United States, 2022
Ricochet delves into the story of an undocumented immigrant cornered into accepting responsibility for the death of a young woman after a bullet ricocheted off the ground and hit her. It was a tragic accident that was opportune fodder for former President Donald Trump's election campaign, which was already energized by Trump's "build the wall" crusade. Using inflammatory language and fearmongering, Trump ignited a political and media firestorm that further aided a false narrative depicting immigrants as criminals and monsters.
Scapegoated for a xenophobic lie, José Ines García Zaraté depended on two public defenders to reveal the truth. Ricochet brilliantly lays out Zaraté's innocence and displays this country's desperate need to reform its criminal justice system and dispel damaging stereotypes that continue to harm vulnerable communities. — MPC
Surviving Pulse: Life After a Mass Shooting
United States, 2021
Right off the bat, we need to state the obvious: This documentary is an extremely tough watch, but especially for Orlandoans, it's essential viewing.
Surviving Pulse re-creates the events of that fateful and horrific night in June 2016 when a gunman opened fire in Orlando LGBTQ nightspot Pulse, killing 49, and the immediate aftermath in which a reeling community tried to find some meaning and catharsis in the raw trauma. Surviving Pulse does this through the words of survivors of that night and their loved ones, as well as some very jarring archival footage. It's straightforwardly done and minimalist, letting the words propel a heartrending narrative.

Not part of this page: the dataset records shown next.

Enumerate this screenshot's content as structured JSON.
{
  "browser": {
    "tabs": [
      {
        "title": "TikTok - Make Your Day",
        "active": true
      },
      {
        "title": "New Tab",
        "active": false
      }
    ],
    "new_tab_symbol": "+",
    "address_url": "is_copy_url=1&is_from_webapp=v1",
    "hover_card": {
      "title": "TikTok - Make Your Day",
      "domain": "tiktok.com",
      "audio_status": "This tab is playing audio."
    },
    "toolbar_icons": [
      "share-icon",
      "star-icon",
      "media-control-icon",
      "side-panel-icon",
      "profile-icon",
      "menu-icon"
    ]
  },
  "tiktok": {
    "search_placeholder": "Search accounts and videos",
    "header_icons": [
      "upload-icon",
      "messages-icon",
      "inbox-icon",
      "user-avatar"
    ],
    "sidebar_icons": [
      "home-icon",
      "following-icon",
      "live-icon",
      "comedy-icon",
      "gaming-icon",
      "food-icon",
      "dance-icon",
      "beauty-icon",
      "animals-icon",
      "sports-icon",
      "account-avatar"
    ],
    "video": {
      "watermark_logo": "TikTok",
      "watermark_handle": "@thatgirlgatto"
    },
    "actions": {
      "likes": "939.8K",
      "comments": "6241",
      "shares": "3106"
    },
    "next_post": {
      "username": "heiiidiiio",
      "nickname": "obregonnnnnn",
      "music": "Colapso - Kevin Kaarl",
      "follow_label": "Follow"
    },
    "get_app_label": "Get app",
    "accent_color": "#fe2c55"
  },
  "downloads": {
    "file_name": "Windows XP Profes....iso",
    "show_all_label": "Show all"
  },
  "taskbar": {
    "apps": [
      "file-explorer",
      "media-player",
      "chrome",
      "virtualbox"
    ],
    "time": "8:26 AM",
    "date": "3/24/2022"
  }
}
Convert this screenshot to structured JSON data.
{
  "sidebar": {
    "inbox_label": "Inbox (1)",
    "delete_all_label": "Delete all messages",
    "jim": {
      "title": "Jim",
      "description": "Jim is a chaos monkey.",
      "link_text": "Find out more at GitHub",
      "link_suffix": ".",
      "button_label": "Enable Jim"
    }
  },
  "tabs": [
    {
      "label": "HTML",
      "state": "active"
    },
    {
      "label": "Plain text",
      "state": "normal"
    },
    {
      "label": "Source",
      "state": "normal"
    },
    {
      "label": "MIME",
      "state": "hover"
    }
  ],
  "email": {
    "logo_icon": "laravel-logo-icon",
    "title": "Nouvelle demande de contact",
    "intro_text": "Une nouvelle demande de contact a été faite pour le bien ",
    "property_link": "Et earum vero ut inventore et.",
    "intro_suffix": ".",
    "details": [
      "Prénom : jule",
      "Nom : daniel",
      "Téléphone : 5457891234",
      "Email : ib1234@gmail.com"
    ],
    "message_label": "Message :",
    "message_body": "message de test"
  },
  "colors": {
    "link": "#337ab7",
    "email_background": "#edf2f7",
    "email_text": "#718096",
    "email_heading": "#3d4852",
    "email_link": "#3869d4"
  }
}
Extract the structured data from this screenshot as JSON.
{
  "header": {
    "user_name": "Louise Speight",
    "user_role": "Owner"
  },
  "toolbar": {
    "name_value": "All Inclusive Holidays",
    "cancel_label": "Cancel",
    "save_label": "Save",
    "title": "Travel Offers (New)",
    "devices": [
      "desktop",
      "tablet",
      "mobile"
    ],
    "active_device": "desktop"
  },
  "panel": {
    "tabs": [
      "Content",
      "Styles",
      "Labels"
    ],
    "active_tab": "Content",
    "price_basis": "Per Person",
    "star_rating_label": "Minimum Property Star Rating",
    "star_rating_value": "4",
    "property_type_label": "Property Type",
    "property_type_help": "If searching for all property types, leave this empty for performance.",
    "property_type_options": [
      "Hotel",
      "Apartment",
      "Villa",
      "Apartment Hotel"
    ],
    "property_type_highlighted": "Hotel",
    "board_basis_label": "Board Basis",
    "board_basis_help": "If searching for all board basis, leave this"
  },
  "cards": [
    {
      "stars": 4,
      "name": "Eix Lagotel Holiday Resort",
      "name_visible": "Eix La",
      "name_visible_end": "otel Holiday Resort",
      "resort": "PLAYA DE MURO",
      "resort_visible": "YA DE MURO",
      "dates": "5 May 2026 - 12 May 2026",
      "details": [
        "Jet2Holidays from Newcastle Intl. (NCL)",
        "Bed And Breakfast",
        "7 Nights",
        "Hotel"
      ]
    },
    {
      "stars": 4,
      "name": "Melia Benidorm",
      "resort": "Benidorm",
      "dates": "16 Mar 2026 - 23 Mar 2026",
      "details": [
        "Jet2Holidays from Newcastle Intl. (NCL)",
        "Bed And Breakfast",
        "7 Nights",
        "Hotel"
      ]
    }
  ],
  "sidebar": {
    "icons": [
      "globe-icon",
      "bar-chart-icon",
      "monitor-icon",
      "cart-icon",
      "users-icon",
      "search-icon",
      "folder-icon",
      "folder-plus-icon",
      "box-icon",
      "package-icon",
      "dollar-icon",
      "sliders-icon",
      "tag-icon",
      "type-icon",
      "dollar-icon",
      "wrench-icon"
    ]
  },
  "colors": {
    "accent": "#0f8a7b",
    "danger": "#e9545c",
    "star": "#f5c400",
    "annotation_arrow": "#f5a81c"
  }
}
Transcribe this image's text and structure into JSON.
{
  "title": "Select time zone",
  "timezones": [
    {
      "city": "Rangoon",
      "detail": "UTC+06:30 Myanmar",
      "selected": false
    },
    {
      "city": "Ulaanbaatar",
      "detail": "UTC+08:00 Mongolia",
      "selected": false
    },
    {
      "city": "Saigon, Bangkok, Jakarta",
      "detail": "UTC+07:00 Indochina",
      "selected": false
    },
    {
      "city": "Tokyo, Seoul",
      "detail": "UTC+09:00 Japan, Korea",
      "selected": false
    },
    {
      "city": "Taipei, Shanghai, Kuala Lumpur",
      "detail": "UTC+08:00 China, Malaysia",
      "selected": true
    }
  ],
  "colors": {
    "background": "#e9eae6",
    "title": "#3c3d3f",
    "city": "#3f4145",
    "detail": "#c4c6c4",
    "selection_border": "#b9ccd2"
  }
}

The film then switches to five years later, and let's just say we still have so much more to reckon with as far as the legacy of Pulse, what we owe those who died to honor their memory and — crucially — to care for all the survivors, their families and communities at large. The task is monumental, but the bravery and honesty of the survivors interviewed and their advocates is amazing. — MM